Another warbler. By now you can probably recognize them as such without even hearing them. They neither ascend nor descend.
Some are compact rectangles, like this one. The others have considerably more bandwidth per note than most other songbirds.
Today's species is one of the easier ones. Each individual bird has only one song-type. Syntactically the song is two-parted, meaning that one phrase-type is
repeated, followed by anothe phrase type that is also repeated. (This bird takes some liberties with that last rule, diminishing or even dropping the
second part in some of his songs.) Finally, the phrases are acoustically distinctive. The fine parallel lines that you see on the sonogram
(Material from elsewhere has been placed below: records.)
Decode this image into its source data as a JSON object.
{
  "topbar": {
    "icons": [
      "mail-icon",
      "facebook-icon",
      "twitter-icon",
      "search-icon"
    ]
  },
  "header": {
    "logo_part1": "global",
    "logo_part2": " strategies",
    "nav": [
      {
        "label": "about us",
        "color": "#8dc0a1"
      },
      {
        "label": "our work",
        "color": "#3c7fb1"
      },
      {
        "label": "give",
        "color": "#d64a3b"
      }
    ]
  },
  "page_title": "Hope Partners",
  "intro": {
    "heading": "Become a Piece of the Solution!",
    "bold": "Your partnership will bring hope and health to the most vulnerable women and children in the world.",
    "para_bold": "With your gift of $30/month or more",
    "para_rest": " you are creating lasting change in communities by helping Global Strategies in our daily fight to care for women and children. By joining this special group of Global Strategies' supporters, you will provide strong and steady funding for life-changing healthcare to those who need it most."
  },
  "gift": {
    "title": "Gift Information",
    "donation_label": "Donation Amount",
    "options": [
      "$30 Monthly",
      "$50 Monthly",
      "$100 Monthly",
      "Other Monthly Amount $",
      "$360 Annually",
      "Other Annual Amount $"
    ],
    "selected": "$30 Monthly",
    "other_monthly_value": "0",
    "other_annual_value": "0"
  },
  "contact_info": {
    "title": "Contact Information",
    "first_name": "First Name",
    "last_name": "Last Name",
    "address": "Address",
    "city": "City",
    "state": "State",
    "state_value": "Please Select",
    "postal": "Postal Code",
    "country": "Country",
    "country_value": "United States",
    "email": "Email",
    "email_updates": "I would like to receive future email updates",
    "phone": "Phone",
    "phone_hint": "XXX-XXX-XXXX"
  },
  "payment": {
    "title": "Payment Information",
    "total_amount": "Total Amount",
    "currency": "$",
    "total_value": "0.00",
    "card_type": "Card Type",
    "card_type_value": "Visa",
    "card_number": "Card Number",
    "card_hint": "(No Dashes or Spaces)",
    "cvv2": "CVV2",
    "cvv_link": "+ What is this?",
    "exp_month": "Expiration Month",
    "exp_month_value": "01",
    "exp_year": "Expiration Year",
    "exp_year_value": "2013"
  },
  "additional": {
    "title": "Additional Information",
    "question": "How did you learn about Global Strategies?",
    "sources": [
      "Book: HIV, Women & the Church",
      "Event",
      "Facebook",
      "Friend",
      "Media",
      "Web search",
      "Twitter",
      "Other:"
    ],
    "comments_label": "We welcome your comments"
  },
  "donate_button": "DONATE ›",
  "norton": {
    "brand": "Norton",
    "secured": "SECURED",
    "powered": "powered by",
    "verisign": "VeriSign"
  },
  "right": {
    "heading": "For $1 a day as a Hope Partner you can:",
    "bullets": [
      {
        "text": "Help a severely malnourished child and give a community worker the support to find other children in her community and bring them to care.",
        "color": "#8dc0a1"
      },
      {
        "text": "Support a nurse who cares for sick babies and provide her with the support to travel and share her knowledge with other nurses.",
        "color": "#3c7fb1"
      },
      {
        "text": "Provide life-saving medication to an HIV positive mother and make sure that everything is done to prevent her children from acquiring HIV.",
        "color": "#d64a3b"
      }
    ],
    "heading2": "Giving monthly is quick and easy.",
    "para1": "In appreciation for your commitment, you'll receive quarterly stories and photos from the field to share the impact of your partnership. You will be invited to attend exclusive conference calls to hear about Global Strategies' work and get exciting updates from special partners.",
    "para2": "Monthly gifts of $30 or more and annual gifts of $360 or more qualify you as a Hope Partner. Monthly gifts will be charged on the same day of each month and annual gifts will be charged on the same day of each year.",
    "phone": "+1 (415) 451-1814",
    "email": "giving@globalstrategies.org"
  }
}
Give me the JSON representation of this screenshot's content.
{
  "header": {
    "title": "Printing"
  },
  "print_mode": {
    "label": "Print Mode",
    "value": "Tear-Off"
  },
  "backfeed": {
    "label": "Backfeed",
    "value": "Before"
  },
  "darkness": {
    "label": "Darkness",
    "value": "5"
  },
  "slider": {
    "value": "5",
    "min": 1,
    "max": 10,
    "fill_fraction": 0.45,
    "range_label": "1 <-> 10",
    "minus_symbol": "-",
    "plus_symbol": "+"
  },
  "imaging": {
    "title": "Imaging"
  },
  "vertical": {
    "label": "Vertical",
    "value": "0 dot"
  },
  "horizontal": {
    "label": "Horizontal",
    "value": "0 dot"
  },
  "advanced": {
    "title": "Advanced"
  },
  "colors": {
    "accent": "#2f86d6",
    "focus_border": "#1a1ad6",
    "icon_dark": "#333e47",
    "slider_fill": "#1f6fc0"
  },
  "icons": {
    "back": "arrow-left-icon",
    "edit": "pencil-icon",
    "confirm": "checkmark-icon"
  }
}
translate to the "coarsely burry" quality of the sounds, in Pieplow's words. It is good that the songs are distinctive, because this species is
rarely seen well. They usually skulk in the luxuriant leafy underbrush of wet places. I was extremely lucky to encounter this bird at a time
when he was singing in full view, in a tree.
"Luxuriant leafy underbrush" could be described as the habitat of all four members of the recently enlarged genus Geothlypis. That genus
used to be the preserve of the Common Yellowthroat. It has been joined by the Kentucky, Mourning, and MacGillivray's Warblers, formerly of
Oporornis. It's a felicitous union. Kentucky Warbler, of the southeast, actually sounds a bit like the other two, except that it has only a one-part
song. Those two, which are sister species with complimentary ranges, sound very similar, although they can be distinguished in allopatry with
statistical analysis of recordings. But where their ranges meet in northeastern British Columbia, they hybridize and the songs are no longer
distinguishable. This is one of many hybrid zones in closely-related bird species.